Lessons from the djembe
My djembe teacher used to say that there are a few things that you need to do in order to solo well.
- Don’t think too much. If you think about what you are going to do too much, you’ll be slow, and you’ll miss the beat. Then your performance will sound as bad as you are afraid it will sound, and you will think even harder. It’s a never-ending cycle.
- Let yourself go. You have the knowledge and the skill. Now just let your body do what it feels is right. If it’s wrong, it will find its rhythm again and you will have an opportunity in the next beat to make it right.
- Find your voice. Think about what you want to say with your instrument and say it. Joy? Sadness? Love? Express it with your instrument!
- Practice. Often. Keep at it. Don’t give up. It will come and it will steadily get better.
I have intellectually known that I have not been applying this to my blogging. I have been letting fears that I am not expert enough, and that I don’t have enough information/expertise/whatever to put out the ebook that’s been sitting in the back of my mind.

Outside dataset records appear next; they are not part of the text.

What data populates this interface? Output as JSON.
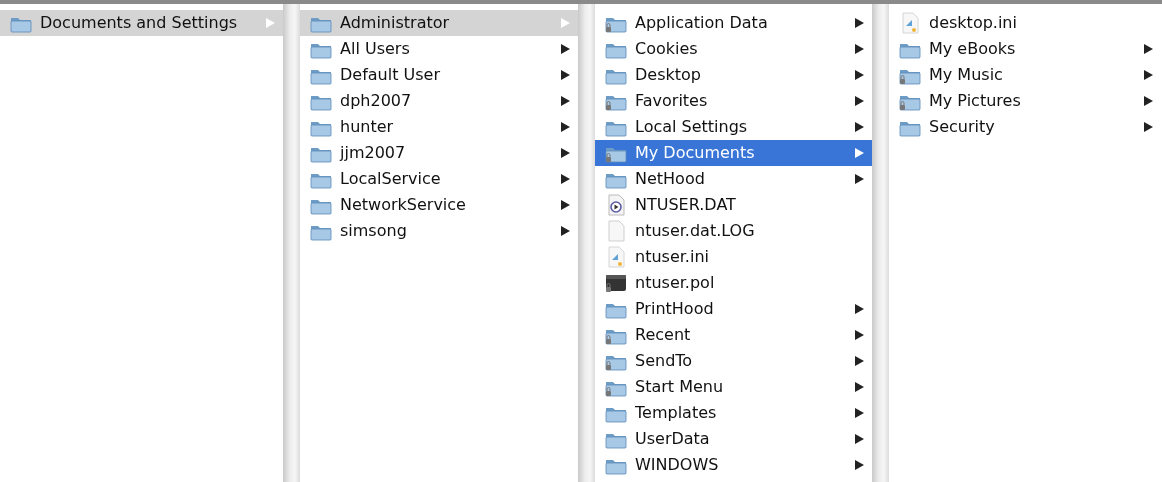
{
  "columns": [
    {
      "active": false,
      "items": [
        {
          "name": "Documents and Settings",
          "kind": "folder",
          "locked": false,
          "selected": true
        }
      ]
    },
    {
      "active": false,
      "items": [
        {
          "name": "Administrator",
          "kind": "folder",
          "locked": false,
          "selected": true
        },
        {
          "name": "All Users",
          "kind": "folder",
          "locked": false,
          "selected": false
        },
        {
          "name": "Default User",
          "kind": "folder",
          "locked": false,
          "selected": false
        },
        {
          "name": "dph2007",
          "kind": "folder",
          "locked": false,
          "selected": false
        },
        {
          "name": "hunter",
          "kind": "folder",
          "locked": false,
          "selected": false
        },
        {
          "name": "jjm2007",
          "kind": "folder",
          "locked": false,
          "selected": false
        },
        {
          "name": "LocalService",
          "kind": "folder",
          "locked": false,
          "selected": false
        },
        {
          "name": "NetworkService",
          "kind": "folder",
          "locked": false,
          "selected": false
        },
        {
          "name": "simsong",
          "kind": "folder",
          "locked": false,
          "selected": false
        }
      ]
    },
    {
      "active": true,
      "items": [
        {
          "name": "Application Data",
          "kind": "folder",
          "locked": true,
          "selected": false
        },
        {
          "name": "Cookies",
          "kind": "folder",
          "locked": false,
          "selected": false
        },
        {
          "name": "Desktop",
          "kind": "folder",
          "locked": false,
          "selected": false
        },
        {
          "name": "Favorites",
          "kind": "folder",
          "locked": true,
          "selected": false
        },
        {
          "name": "Local Settings",
          "kind": "folder",
          "locked": false,
          "selected": false
        },
        {
          "name": "My Documents",
          "kind": "folder",
          "locked": true,
          "selected": true
        },
        {
          "name": "NetHood",
          "kind": "folder",
          "locked": false,
          "selected": false
        },
        {
          "name": "NTUSER.DAT",
          "kind": "media",
          "locked": false,
          "selected": false
        },
        {
          "name": "ntuser.dat.LOG",
          "kind": "document",
          "locked": false,
          "selected": false
        },
        {
          "name": "ntuser.ini",
          "kind": "settings",
          "locked": false,
          "selected": false
        },
        {
          "name": "ntuser.pol",
          "kind": "binary",
          "locked": true,
          "selected": false
        },
        {
          "name": "PrintHood",
          "kind": "folder",
          "locked": false,
          "selected": false
        },
        {
          "name": "Recent",
          "kind": "folder",
          "locked": true,
          "selected": false
        },
        {
          "name": "SendTo",
          "kind": "folder",
          "locked": true,
          "selected": false
        },
        {
          "name": "Start Menu",
          "kind": "folder",
          "locked": true,
          "selected": false
        },
        {
          "name": "Templates",
          "kind": "folder",
          "locked": false,
          "selected": false
        },
        {
          "name": "UserData",
          "kind": "folder",
          "locked": false,
          "selected": false
        },
        {
          "name": "WINDOWS",
          "kind": "folder",
          "locked": false,
          "selected": false
        }
      ]
    },
    {
      "items": [
        {
          "name": "desktop.ini",
          "kind": "settings",
          "locked": false,
          "selected": false
        },
        {
          "name": "My eBooks",
          "kind": "folder",
          "locked": false,
          "selected": false
        },
        {
          "name": "My Music",
          "kind": "folder",
          "locked": true,
          "selected": false
        },
        {
          "name": "My Pictures",
          "kind": "folder",
          "locked": true,
          "selected": false
        },
        {
          "name": "Security",
          "kind": "folder",
          "locked": false,
          "selected": false
        }
      ]
    }
  ]
}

I read blogs. I do research. I read on twitter. I read, read, read.
But I forget to write.
I see my figures on Google Analytics—the meagre 100 visitors that I used to get every month are dwindling – 80, 70 and now 60.
It’s time I learned to solo.
From drumming to blogging
Now I will put my djembe master’s guide into practice.
- Don’t think too much. I will commit to sitting down and writing Not reading, not researching. Just doing. A minimum of three times per week. Nike’s will be my mantra—”just do it.”
- Let myself go. I will start my ebook: first as a series of blog posts that will build into the full book. I can correct the mistakes based on feedback and I can put together solutions that people will be able to follow.
- Find my voice. I know what I want to say. I’ve just been afraid of what people will say. But you know what? There will be mistakes. There will be better ways to do things. And I can learn and grow and adapt as my readers do, and my voice can be one that shares this growth with others.
- Practice. And this means write. And keep on writing. And don’t stop. It will get better.
I can do this. I know I can. And then maybe I’ll get back to soloing on the djembe as well.
Have you found your blogging rhythm? Tell us how in the comments.
Stephanie Krishnan is passionate about Open Source and all Office Productivity Software, and her site at http://www.guide2office.com provides solutions, templates and tutorials on getting you the results you want from your Office software. You can follow Guide2Office on Facebook or Twitter.